Students from Creighton University, the University of Nebraska at Omaha and at Lincoln, and Creighton Prep announced a boycott of Anheuser-Busch products on January 22 in a kick-start of their “Boycott Bud, Support Pine Ridge” campaign.
Budweiser sales account for 78 percent of all alcohol sold in Whiteclay, Nebraska, a town of 14 people, where four off-sale liquor stores supply millions of cans of beer annually to residents of the adjacent Pine Ridge Reservation.
The student campaign initially targets support from friends and family and then from students of Jesuit universities in the United States to boycott all “Bud” brands, according to David Fuxa, president of the Whiteclay Awareness Student Organization and Creighton University senior.
The Association of Jesuit Colleges and Universities has 28 members, including Creighton, Boston College, Fordham University, Georgetown University, and Marquette.
“We plan to increase pressure through an online petition and social media,” Fuxa said. “In Nebraska, we are benefiting as citizens from the liquor tax revenue.”
According to Fuxa, the student group is asking Anheuser-Busch InBev to end all sales to Whiteclay and establish a rehabilitation center on the reservation. The campaign is requesting a show of solidarity by signing their online petition at WhiteclayBoycott.Blogspot.com.
Since 2009, the students have arranged trips to Pine Ridge, given presentations at schools and lobbied Nebraska state officials concerning the situation at Whiteclay.
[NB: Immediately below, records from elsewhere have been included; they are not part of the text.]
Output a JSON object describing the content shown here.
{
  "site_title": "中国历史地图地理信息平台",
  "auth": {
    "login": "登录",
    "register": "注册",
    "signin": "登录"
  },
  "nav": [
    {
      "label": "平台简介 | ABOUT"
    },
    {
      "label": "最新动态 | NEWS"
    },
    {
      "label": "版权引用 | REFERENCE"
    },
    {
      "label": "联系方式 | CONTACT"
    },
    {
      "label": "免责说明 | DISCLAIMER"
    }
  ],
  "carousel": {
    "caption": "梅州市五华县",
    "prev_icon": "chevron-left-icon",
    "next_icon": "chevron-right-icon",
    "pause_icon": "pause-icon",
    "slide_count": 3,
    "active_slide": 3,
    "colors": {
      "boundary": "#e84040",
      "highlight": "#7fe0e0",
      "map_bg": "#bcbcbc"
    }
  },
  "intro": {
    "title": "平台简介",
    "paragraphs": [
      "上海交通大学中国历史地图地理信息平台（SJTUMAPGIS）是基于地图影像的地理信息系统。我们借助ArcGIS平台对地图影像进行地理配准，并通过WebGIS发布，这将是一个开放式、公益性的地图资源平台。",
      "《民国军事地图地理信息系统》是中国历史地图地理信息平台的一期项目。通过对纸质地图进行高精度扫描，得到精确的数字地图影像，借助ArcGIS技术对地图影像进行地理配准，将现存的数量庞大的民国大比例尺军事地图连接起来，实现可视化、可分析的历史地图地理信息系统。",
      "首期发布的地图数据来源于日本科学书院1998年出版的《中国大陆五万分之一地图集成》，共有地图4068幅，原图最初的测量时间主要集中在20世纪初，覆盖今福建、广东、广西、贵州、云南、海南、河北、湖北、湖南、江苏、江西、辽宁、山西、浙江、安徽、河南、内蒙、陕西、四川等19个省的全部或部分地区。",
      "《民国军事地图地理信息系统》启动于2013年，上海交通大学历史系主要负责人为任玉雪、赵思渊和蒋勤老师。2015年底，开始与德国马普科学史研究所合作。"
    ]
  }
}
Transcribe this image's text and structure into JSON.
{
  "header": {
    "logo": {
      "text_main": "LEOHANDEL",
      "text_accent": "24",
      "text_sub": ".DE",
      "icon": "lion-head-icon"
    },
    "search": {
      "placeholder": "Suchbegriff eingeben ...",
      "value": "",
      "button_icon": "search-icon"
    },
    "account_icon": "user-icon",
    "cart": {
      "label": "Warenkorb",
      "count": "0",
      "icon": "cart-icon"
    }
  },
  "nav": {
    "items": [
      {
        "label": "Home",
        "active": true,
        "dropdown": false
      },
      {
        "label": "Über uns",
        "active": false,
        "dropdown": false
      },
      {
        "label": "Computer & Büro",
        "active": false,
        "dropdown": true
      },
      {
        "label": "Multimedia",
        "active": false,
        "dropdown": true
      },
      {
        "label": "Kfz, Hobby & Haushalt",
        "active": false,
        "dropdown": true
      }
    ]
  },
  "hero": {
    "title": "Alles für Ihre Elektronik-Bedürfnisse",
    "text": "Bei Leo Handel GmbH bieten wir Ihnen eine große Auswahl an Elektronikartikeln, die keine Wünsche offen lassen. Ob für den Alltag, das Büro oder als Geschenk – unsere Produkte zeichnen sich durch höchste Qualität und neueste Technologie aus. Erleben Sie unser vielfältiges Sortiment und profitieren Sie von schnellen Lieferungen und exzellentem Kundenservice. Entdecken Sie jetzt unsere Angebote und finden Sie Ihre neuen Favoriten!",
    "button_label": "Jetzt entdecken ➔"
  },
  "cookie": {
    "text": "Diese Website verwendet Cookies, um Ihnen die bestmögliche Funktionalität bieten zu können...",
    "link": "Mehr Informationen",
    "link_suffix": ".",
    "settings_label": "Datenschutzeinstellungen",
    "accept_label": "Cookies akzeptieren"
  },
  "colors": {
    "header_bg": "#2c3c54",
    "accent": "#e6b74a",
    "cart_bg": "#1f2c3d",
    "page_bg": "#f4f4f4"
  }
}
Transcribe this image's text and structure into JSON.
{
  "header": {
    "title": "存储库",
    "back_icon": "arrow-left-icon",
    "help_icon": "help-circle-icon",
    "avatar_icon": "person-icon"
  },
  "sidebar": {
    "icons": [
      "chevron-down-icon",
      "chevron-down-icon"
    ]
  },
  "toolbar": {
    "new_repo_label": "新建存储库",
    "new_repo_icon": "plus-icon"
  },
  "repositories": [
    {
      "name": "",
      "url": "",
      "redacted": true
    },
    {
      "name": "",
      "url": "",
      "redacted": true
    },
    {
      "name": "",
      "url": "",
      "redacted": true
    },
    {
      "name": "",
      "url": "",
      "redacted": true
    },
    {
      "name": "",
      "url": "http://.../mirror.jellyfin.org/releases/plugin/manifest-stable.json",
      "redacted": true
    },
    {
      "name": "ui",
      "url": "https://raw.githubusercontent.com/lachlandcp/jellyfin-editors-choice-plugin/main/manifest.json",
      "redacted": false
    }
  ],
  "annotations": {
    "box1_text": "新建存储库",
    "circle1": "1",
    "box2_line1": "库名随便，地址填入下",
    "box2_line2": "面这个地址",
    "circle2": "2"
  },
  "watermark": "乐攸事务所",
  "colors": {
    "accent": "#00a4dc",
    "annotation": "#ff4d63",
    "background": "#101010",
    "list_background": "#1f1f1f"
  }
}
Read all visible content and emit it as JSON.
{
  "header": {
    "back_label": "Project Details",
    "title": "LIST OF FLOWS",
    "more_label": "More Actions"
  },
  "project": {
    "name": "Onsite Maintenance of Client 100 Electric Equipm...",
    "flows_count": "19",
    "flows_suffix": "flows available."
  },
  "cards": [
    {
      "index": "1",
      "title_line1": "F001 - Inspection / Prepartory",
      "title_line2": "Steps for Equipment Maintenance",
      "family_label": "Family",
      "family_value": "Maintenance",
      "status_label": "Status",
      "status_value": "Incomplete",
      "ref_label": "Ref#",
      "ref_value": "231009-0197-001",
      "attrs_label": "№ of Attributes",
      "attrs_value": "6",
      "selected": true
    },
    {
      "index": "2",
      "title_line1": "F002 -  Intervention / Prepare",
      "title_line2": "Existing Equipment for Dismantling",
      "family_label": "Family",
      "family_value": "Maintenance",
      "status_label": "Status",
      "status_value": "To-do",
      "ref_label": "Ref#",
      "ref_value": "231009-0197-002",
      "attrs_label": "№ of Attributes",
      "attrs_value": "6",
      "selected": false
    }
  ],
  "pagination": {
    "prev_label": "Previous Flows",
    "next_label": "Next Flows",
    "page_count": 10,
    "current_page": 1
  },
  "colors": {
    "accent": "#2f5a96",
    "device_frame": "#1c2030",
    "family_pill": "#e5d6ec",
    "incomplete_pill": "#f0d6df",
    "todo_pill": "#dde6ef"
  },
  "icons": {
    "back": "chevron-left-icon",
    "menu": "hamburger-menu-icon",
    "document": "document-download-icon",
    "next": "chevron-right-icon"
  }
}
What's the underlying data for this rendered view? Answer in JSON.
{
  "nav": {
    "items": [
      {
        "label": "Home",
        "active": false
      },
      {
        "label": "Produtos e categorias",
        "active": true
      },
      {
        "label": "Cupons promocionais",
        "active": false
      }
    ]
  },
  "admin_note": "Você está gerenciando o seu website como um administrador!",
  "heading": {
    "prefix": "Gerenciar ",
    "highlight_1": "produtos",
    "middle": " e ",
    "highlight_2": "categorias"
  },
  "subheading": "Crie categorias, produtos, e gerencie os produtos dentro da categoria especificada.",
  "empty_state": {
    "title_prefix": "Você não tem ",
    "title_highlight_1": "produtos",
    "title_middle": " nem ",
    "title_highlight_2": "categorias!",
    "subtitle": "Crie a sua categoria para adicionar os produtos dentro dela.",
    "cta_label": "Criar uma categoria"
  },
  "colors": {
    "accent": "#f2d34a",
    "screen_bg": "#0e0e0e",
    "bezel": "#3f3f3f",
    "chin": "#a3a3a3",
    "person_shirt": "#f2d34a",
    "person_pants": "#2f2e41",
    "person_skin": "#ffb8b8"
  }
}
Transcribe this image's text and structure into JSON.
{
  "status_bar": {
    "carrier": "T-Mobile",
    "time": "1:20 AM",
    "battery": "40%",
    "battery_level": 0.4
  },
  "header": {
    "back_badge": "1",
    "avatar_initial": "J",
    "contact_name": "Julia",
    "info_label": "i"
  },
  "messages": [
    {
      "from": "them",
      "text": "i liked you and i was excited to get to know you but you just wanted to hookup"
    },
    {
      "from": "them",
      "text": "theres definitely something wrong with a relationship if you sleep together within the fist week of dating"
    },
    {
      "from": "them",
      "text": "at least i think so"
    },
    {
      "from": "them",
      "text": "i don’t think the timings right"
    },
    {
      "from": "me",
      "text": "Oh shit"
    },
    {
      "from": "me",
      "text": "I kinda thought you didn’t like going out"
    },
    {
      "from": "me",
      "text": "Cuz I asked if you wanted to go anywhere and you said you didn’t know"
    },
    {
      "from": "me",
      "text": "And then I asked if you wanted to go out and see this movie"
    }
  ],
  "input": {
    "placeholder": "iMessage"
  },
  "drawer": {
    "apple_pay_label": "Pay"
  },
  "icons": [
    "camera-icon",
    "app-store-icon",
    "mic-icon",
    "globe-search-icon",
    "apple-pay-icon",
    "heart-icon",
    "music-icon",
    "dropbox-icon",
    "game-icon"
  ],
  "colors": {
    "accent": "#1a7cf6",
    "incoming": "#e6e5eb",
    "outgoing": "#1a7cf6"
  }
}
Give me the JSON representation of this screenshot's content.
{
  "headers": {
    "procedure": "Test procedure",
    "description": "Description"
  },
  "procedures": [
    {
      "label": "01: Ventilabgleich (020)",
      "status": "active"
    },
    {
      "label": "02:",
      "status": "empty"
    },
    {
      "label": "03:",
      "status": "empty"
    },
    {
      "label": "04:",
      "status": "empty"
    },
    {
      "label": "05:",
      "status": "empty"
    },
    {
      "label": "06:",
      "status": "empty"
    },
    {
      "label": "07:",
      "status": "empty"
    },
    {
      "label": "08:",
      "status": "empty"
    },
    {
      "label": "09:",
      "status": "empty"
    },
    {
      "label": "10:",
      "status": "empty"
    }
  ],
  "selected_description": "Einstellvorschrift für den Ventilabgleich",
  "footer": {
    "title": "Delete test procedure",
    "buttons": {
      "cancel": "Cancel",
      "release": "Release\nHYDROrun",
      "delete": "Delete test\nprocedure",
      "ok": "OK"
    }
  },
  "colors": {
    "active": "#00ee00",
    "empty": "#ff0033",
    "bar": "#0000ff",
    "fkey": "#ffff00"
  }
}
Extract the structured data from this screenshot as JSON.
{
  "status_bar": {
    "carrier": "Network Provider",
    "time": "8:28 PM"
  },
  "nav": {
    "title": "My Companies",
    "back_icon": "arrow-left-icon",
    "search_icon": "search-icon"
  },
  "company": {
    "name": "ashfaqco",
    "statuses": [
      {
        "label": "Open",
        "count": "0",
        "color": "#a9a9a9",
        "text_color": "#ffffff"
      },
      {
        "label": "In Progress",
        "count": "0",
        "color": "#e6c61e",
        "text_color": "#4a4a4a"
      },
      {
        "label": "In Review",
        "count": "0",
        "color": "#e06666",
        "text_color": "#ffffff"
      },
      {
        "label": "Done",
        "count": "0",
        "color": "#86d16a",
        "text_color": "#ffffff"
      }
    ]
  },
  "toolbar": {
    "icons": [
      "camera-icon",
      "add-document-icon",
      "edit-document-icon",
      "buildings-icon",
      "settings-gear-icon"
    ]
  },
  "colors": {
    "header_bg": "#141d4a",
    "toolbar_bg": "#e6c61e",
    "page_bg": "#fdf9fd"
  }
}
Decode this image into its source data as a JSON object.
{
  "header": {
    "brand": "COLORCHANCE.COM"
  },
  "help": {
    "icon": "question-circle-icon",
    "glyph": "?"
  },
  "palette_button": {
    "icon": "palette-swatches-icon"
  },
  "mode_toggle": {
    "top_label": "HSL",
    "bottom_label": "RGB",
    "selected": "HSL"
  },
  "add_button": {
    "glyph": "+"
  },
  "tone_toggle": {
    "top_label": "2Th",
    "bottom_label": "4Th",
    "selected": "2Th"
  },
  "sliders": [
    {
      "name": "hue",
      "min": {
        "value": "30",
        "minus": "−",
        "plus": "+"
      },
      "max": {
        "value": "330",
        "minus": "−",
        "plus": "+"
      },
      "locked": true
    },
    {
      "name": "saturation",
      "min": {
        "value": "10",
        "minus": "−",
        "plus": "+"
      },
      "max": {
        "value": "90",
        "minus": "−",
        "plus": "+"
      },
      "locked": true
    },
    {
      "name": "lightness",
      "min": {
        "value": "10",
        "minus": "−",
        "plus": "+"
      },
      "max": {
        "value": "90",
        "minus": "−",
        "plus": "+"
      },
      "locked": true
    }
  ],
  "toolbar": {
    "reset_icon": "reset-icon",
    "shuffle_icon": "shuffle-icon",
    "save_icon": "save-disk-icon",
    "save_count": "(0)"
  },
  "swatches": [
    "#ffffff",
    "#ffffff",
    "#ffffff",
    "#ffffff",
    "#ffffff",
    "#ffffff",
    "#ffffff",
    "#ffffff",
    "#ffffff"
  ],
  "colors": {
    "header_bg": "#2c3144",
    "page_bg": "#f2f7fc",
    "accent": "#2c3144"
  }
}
In a May 18 letter to Luiz Edmond, president of North America for Anheuser-Busch InBev in St. Louis, Fuxa and Lexie LaMere, daughter of well-known activist Frank LaMere of the Winnebago Tribe of Nebraska, suggested the Belgium-based company purchase the stores in Whiteclay and retire their licenses since Nebraska law does not permit a manufacturer to hold a retail license.
The corporation consistently maintains its activities are consistent with all laws, including laws prohibiting direct sales to consumers.
The students are addressing, however, higher laws of how they feel responsible corporate citizens in this country should act.
The Anheuser-Busch corporation is not always silent in such matters.
In a November 2012 response to the Paramount film Flight that shot Denzel Washington drinking a Bud behind the wheel, Budweiser vice-president Rob McCarthy told the Associated Press, “We would never condone the misuse of our products and have a long history of promoting responsible drinking and preventing drunk driving.”
InBev purchased Anheuser-Busch in 2008 for about $52 billion in cash or $70 a share, according to a New York Times report. The corporate culture, at least in regard to Whiteclay, has not changed, however.
Anheuser-Busch’s long history includes the account of co-founder Adolphus Busch’s Cooperstown, New York residence at Uncas Lodge, “built on the alleged site of the wigwam of the last chief of the Mohicans,” according to the book Under the Influence: The Unauthorized Story of the Anheuser-Busch Dynasty, by journalists Patrick Hernon and Terry Ganey.
The book also describes Busch’s many other mansions, including Number One Busch Place in St. Louis where he entertained the likes of Theodore Roosevelt, William H. Taft, Enrico Caruso and Sarah Bernhardt.
Theodore Roosevelt, as 26th President of the United States signed Executive Order –Addition to Pine Ridge Reservation on January 25, 1904, which returned the area of Whiteclay, called the Whiteclay Extension, originally intended as a buffer zone between the Pine Ridge Reservation and unscrupulous traders, to the public domain.
According to research by author Stew Magnuson, Nebraska congressman Moses P. Kinkaid and BIA Commissioner William Jones secured the order behind closed doors with Roosevelt.
The book states that by the early 1900s brewers owned or controlled 75 percent of all saloons in the United States, typically by financing them. The liquor licenses in Whiteclay were established beginning in the 1950s.
The student group alleges many license violations, including serving underage customers and trading liquor for sex. Other violations have been observed by journalists, state and tribal officials, but legal remedies to-date have been unsuccessful.